Starwood Hotels Resorts Worldwide, Inc., together with its subsidiaries, operates as a hotel and leisure company worldwide. It primarily operates luxury and upscale full service hotels, resorts, retreats, and residences. Starwood Hotels Resorts Worldwide Inc has a market cap of $9.72 billion and is part of the services sector. The company has a P/E ratio of 17.1, above the average leisure industry P/E ratio of 14.5 and below the SP 500 P/E ratio of 17.7. Shares are down 20.6% year to date as of the close of trading on Thursday.

TheStreet Ratings rates Starwood Hotels Resorts Worldwide as a buy. The company’s strengths can be seen in multiple areas, such as its impressive record of earnings per share growth, compelling growth in net income, revenue growth, attractive valuation levels and notable return on equity. We feel these strengths outweigh the fact that the company has had generally poor debt management on most measures that we evaluated.

On the negative front, Country Style Cooking Restaurant Chain (CCSC), down 12.2%, Home Inns Hotels Management Inc (HMIN), down 5%, Good Times Restaurants Inc (GTIM), down 4.5%, and Century Casinos Inc (CNTY), down 4%, were all losers within the leisure industry with Chipotle Mexican Grill Inc (CMG) being today’s leisure industry loser.

For investors not wanting singular stock exposure, ETFs may be of interest.

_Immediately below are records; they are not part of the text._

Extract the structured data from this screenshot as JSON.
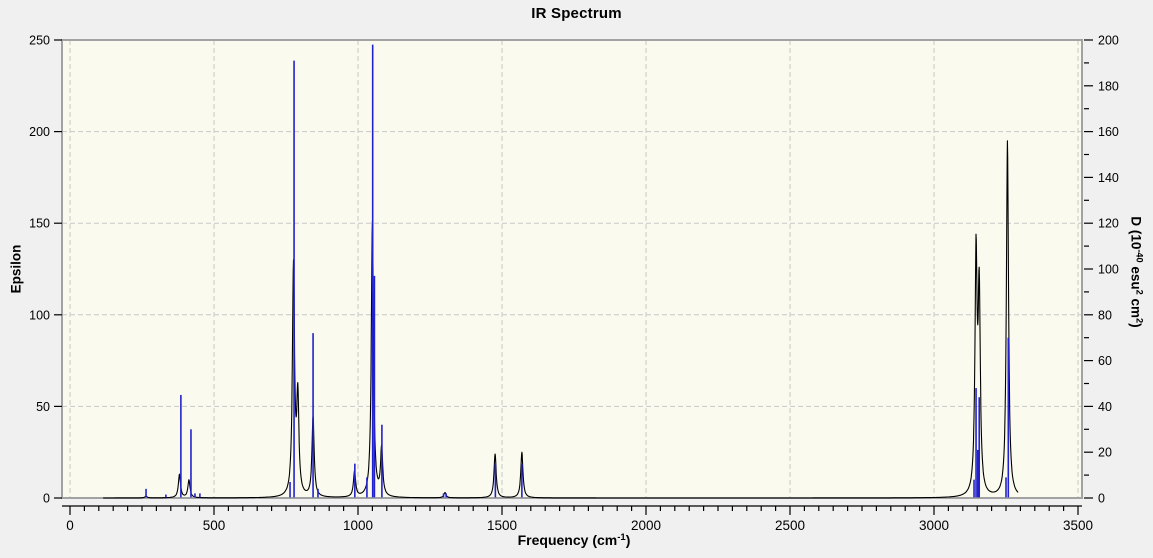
{
  "window": {
    "background": "#f0f0f0"
  },
  "chart": {
    "title": "IR Spectrum",
    "x_axis": {
      "label_plain": "Frequency (cm⁻¹)",
      "label_parts": [
        {
          "t": "Frequency (cm"
        },
        {
          "t": "-1",
          "sup": true
        },
        {
          "t": ")"
        }
      ],
      "min": 0,
      "max": 3500,
      "major_step": 500,
      "minor_step": 50
    },
    "y_left": {
      "label_plain": "Epsilon",
      "label_parts": [
        {
          "t": "Epsilon"
        }
      ],
      "min": 0,
      "max": 250,
      "major_step": 50
    },
    "y_right": {
      "label_plain": "D (10⁻⁴⁰ esu² cm²)",
      "label_parts": [
        {
          "t": "D (10"
        },
        {
          "t": "-40",
          "sup": true
        },
        {
          "t": " esu"
        },
        {
          "t": "2",
          "sup": true
        },
        {
          "t": " cm"
        },
        {
          "t": "2",
          "sup": true
        },
        {
          "t": ")"
        }
      ],
      "min": 0,
      "max": 200,
      "major_step": 20,
      "minor_step": 10
    },
    "colors": {
      "plot_bg": "#fafaee",
      "outer_bg": "#f0f0f0",
      "grid": "#c8c8c8",
      "frame": "#a2a2a2",
      "epsilon_curve": "#000000",
      "d_sticks": "#2222cc",
      "text": "#000000"
    },
    "grid_style": "dashed"
  },
  "chart_data": {
    "type": "line",
    "title": "IR Spectrum",
    "xlabel": "Frequency (cm⁻¹)",
    "ylabel": "Epsilon",
    "ylabel_right": "D (10⁻⁴⁰ esu² cm²)",
    "xlim": [
      0,
      3500
    ],
    "ylim_left": [
      0,
      250
    ],
    "ylim_right": [
      0,
      200
    ],
    "grid": true,
    "legend": false,
    "series": [
      {
        "name": "epsilon-lorentzian-curve",
        "axis": "left",
        "style": "lorentzian_sum",
        "hwhm_cm1": 4.5,
        "x_range": [
          115,
          3292
        ],
        "peaks": [
          [
            264,
            1
          ],
          [
            380,
            13
          ],
          [
            413,
            10
          ],
          [
            776,
            130
          ],
          [
            791,
            63
          ],
          [
            844,
            45
          ],
          [
            988,
            15
          ],
          [
            1031,
            5
          ],
          [
            1050,
            151
          ],
          [
            1082,
            29
          ],
          [
            1302,
            3
          ],
          [
            1476,
            24
          ],
          [
            1569,
            25
          ],
          [
            3146,
            144
          ],
          [
            3157,
            126
          ],
          [
            3255,
            195
          ]
        ]
      },
      {
        "name": "d-strength-sticks",
        "axis": "right",
        "style": "stick",
        "points": [
          [
            264,
            4
          ],
          [
            333,
            1.5
          ],
          [
            385,
            45
          ],
          [
            420,
            30
          ],
          [
            434,
            2
          ],
          [
            451,
            2
          ],
          [
            764,
            7
          ],
          [
            778,
            191
          ],
          [
            844,
            72
          ],
          [
            861,
            4
          ],
          [
            989,
            15
          ],
          [
            1031,
            9
          ],
          [
            1051,
            198
          ],
          [
            1057,
            97
          ],
          [
            1083,
            32
          ],
          [
            1297,
            2
          ],
          [
            1306,
            2
          ],
          [
            1477,
            15
          ],
          [
            1569,
            15
          ],
          [
            3139,
            8
          ],
          [
            3146,
            48
          ],
          [
            3152,
            21
          ],
          [
            3157,
            44
          ],
          [
            3250,
            9
          ],
          [
            3258,
            70
          ]
        ]
      }
    ]
  }
}
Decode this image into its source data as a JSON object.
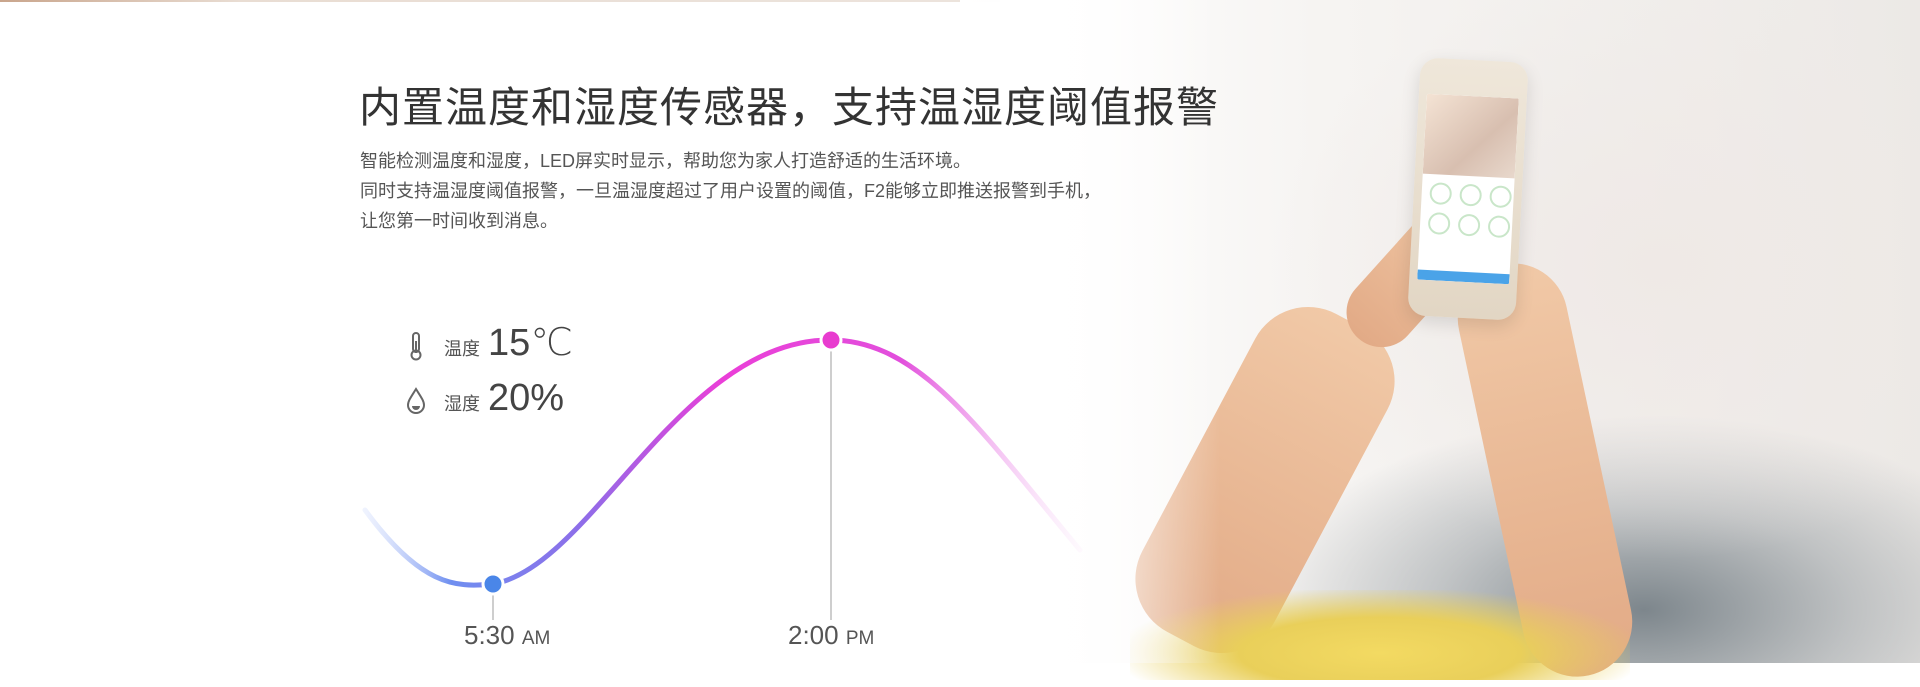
{
  "headline": "内置温度和湿度传感器，支持温湿度阈值报警",
  "description": [
    "智能检测温度和湿度，LED屏实时显示，帮助您为家人打造舒适的生活环境。",
    "同时支持温湿度阈值报警，一旦温湿度超过了用户设置的阈值，F2能够立即推送报警到手机，",
    "让您第一时间收到消息。"
  ],
  "readings": {
    "temperature": {
      "icon": "thermometer-icon",
      "label": "温度",
      "value": "15℃"
    },
    "humidity": {
      "icon": "water-drop-icon",
      "label": "湿度",
      "value": "20%"
    }
  },
  "timeline": {
    "low": {
      "time": "5:30",
      "ampm": "AM",
      "color": "#4a86e8"
    },
    "high": {
      "time": "2:00",
      "ampm": "PM",
      "color": "#e83ccf"
    }
  },
  "colors": {
    "curve_start": "#7b9cf0",
    "curve_mid": "#b15ee6",
    "curve_peak": "#ee3ed8"
  }
}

Investors who are bullish on the leisure industry could consider PowerShares Dynamic LeisureEntert (PEJ) while those bearish on the leisure industry could consider ProShares Ultra Sht Consumer Services (SCC).

For more information on Starwood Hotels Resorts Worldwide Inc click any of the following: